*** Just like any other activity in which you want to excel, the best way is to practice that activity. That means doing a TON of practice exams. These can be fun. I liked UWorld Qbank supplemented with NBME practice exams. Make sure to get through Qbank once, and try to re-do all your incorrect questions. A second pass is nice but NOT necessary IF you do a good job flashcarding the learning point(s) that caused you to miss each incorrect question.
*** Treat Step 1 like a marathon. You should be tapering before the event to prevent burnout and stress. Do not study AT ALL the day before the test. Exercise and sleep. You must get good sleep for at least 4 consecutive days before the exam. Bring food with low glycemic index to the exam, and caffeine if you must. Bring one small meal that you are excited to eat, so that you can really enjoy one of your breaks.
*** Try to get more than halfway through the exam before taking a long break. This is a huge help mentally.
*** You WILL have blocks that suck. You WILL have blocks that feel really easy. You WILL feel like you did horribly after the exam. Just remember, you prepared for this, you are doing your best, and your guesses are better than you think they are. Go out and party when the test is over -- you worked hard and you did well, even if you are having serious doubts.

M3 Clerkships:
*** Again, sleep is important, especially because studying for shelf exams after working 13 hour shifts can feel very daunting. However, sleep is not the key in M3 year.......
*** ..... the key is BE NICE TO EVERYONE!
*** If you make patient care your first priority, and helping residents be productive your second priority, you will do very well. Answering pimp questions correctly is NOT the key to success. If residents like you, and patients compliment you in front of attendings, you will do very well.
*** Help out other students. This comes through to attendings and residents much more than you think it will, and is often reflected in very kind comments on your MSPE. Plus, when you treat other students well, they are more likely to go to bat for you when you are late, or to whisper the answer to a pimp question that you don't know, or to take a weekend shift that you don't want.

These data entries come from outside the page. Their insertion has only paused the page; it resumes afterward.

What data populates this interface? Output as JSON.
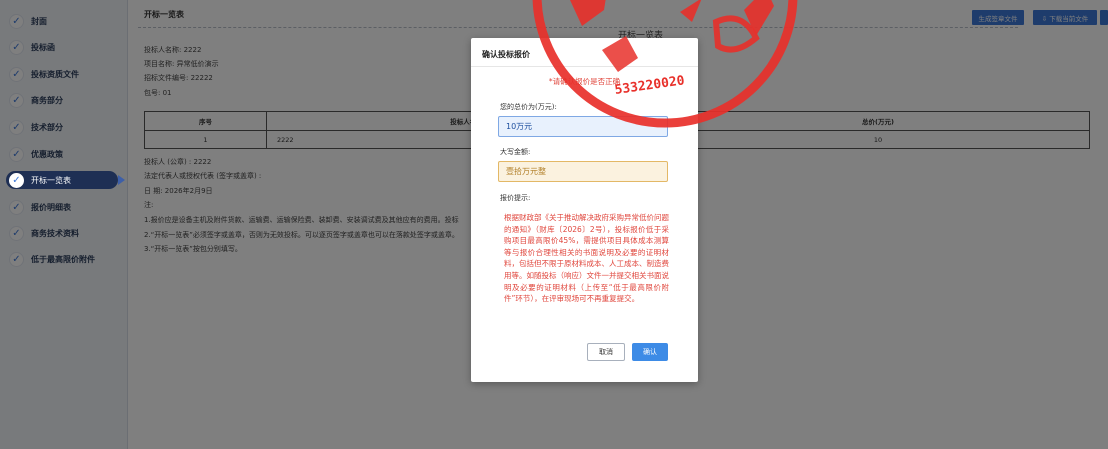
{
  "sidebar": {
    "items": [
      {
        "label": "封面"
      },
      {
        "label": "投标函"
      },
      {
        "label": "投标资质文件"
      },
      {
        "label": "商务部分"
      },
      {
        "label": "技术部分"
      },
      {
        "label": "优惠政策"
      },
      {
        "label": "开标一览表"
      },
      {
        "label": "报价明细表"
      },
      {
        "label": "商务技术资料"
      },
      {
        "label": "低于最高限价附件"
      }
    ],
    "active_index": 6,
    "check_glyph": "✓"
  },
  "document": {
    "title": "开标一览表",
    "center_title": "开标一览表",
    "toolbar": {
      "generate_label": "生成签章文件",
      "download_label": "⇩ 下载当前文件"
    },
    "info": [
      "投标人名称: 2222",
      "项目名称: 异常低价演示",
      "招标文件编号: 22222",
      "包号: 01"
    ],
    "table": {
      "headers": [
        "序号",
        "投标人名称",
        "总价(万元)"
      ],
      "rows": [
        [
          "1",
          "2222",
          "10"
        ]
      ]
    },
    "signatures": [
      "投标人 (公章) : 2222",
      "法定代表人或授权代表 (签字或盖章) :",
      "日  期: 2026年2月9日",
      "注:"
    ],
    "notes": [
      "1.报价应是设备主机及附件货款、运输费、运输保险费、装卸费、安装调试费及其他应有的费用。投标",
      "2.“开标一览表”必须签字或盖章，否则为无效投标。可以逐页签字或盖章也可以在落款处签字或盖章。",
      "3.“开标一览表”按包分别填写。"
    ]
  },
  "seal": {
    "number_text": "533220020"
  },
  "dialog": {
    "title": "确认投标报价",
    "warning": "*请确认报价是否正确",
    "total_label": "您的总价为(万元):",
    "total_value": "10万元",
    "uppercase_label": "大写金额:",
    "uppercase_value": "壹拾万元整",
    "hint_label": "报价提示:",
    "hint_text": "根据财政部《关于推动解决政府采购异常低价问题的通知》（财库〔2026〕2号），投标报价低于采购项目最高限价45%，需提供项目具体成本测算等与报价合理性相关的书面说明及必要的证明材料，包括但不限于原材料成本、人工成本、制造费用等。如随投标（响应）文件一并提交相关书面说明及必要的证明材料（上传至“低于最高限价附件”环节），在评审现场可不再重复提交。",
    "cancel_label": "取消",
    "confirm_label": "确认"
  },
  "colors": {
    "accent": "#3d78d8",
    "sidebar_active": "#3d5fa8",
    "warning": "#e0463c",
    "seal": "#e8302a"
  }
}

*** Everyone will tell you to "read up on your patients." I kind of disagree with this. I think that is how to learn IN RESIDENCY. You, unfortunately, have a shelf exam to take, and you need a more systematic way to study. That being said, if you are truly confused about something, look it up. If you feel like reading about a complicated patient might make you sound smart on rounds, go for it. Don't do it if you don't want to.
*** When an attending tells you to do something, do it. Never forget to look up something they tell you to look up, or to prepare a presentation on a topic when they tell you to. Unfortunately, they will often forget what they tell you to do, but if YOU forget, it looks really bad.
*** When you don't know the answer to something, coming back with a clarifying question can make you seem CURIOUS rather than uninformed. If you play your cards right, you can come across as really smart no matter how much you actually know.